(Source information)

[Start of Attachment]

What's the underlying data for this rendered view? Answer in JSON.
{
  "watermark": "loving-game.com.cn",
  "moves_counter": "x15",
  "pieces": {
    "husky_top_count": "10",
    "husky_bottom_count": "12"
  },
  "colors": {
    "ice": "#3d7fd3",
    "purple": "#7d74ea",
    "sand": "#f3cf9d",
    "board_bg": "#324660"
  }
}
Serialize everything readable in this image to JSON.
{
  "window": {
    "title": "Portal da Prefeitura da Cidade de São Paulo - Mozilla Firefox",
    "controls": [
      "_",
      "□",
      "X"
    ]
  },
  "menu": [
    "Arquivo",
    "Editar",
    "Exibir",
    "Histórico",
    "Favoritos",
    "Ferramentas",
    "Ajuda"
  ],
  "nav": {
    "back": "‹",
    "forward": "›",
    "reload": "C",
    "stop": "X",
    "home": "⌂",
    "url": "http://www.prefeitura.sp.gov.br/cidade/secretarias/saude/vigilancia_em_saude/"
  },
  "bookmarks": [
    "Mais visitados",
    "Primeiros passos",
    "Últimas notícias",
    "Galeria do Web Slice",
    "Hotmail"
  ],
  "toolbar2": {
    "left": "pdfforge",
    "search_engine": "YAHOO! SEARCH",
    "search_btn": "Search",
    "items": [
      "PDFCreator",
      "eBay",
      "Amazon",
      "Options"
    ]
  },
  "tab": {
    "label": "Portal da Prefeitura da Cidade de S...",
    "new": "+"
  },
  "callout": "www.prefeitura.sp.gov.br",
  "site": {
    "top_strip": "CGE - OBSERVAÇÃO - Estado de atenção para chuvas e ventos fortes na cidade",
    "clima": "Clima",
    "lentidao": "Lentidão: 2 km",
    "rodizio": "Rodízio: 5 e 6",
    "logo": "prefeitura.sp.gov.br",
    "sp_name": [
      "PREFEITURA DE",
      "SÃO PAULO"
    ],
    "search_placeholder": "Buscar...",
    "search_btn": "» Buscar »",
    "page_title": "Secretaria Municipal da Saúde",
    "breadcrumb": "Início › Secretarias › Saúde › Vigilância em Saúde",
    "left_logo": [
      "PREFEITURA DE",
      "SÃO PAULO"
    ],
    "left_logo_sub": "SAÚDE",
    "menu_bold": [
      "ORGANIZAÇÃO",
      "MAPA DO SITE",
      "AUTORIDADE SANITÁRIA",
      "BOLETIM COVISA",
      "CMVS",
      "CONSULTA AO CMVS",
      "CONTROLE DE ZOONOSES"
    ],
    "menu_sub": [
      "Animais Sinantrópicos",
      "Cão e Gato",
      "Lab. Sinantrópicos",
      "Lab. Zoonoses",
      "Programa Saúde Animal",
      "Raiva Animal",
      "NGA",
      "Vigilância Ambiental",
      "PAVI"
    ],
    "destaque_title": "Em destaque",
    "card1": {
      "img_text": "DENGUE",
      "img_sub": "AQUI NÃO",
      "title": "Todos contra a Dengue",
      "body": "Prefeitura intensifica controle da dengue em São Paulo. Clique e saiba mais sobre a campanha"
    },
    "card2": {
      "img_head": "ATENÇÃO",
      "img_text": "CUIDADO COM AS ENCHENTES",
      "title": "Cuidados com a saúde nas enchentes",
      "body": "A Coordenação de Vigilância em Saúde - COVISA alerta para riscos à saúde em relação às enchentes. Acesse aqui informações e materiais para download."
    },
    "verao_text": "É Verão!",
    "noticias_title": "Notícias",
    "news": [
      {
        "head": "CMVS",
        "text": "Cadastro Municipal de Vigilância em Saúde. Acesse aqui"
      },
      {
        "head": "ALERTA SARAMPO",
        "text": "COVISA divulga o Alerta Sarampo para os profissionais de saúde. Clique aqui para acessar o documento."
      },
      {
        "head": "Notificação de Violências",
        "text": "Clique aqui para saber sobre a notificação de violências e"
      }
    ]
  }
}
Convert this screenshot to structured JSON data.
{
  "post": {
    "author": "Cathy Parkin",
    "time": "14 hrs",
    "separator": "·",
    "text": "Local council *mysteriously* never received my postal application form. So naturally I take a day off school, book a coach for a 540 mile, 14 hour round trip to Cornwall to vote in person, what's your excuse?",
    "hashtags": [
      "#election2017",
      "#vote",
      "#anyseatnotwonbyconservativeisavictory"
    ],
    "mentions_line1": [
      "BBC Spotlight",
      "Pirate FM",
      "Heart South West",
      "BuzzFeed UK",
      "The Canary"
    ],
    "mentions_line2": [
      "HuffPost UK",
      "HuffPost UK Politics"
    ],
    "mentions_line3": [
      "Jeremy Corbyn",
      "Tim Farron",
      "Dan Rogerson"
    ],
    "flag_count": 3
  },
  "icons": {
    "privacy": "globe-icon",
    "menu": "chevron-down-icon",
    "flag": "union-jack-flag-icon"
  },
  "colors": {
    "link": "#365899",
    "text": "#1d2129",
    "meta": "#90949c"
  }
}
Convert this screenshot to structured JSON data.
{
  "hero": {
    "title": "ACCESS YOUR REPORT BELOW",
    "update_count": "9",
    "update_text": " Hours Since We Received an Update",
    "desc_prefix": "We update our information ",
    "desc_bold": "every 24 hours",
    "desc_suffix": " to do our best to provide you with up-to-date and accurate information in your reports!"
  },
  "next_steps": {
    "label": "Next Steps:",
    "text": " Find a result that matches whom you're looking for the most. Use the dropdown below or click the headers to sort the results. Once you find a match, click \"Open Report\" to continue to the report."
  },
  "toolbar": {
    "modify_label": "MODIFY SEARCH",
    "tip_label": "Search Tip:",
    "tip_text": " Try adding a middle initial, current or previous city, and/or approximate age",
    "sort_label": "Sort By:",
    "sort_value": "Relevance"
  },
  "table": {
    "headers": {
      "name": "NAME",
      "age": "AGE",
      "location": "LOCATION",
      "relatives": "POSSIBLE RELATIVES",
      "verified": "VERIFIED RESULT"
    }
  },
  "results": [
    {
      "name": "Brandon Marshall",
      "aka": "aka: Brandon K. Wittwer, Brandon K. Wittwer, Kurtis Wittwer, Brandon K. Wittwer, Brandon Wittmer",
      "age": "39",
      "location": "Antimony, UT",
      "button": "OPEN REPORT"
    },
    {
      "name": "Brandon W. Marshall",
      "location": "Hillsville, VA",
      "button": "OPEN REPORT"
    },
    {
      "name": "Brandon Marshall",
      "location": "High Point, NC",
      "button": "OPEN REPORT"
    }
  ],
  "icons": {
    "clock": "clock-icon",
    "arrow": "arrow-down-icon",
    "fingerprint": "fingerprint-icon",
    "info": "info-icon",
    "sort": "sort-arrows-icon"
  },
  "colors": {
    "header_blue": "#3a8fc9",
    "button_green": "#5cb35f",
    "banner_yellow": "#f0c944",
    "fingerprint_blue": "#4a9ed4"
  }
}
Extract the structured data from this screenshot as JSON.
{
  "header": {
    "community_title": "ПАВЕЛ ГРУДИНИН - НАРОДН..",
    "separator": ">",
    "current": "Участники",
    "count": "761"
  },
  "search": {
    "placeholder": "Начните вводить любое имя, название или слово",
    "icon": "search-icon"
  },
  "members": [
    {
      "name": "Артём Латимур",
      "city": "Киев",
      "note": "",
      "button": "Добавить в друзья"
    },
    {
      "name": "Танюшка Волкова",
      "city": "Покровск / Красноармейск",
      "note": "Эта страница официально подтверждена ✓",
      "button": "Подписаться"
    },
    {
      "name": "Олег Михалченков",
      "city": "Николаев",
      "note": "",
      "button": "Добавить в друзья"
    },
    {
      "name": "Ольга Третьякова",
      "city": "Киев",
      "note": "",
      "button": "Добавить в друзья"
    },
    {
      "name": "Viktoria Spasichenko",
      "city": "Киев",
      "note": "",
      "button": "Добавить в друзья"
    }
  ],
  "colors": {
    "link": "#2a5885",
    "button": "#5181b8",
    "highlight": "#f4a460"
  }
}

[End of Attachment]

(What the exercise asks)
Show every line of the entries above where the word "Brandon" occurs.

(Solved exercise)
      "name": "Brandon Marshall",
      "aka": "aka: Brandon K. Wittwer, Brandon K. Wittwer, Kurtis Wittwer, Brandon K. Wittwer, Brandon Wittmer",
      "name": "Brandon W. Marshall",
      "name": "Brandon Marshall",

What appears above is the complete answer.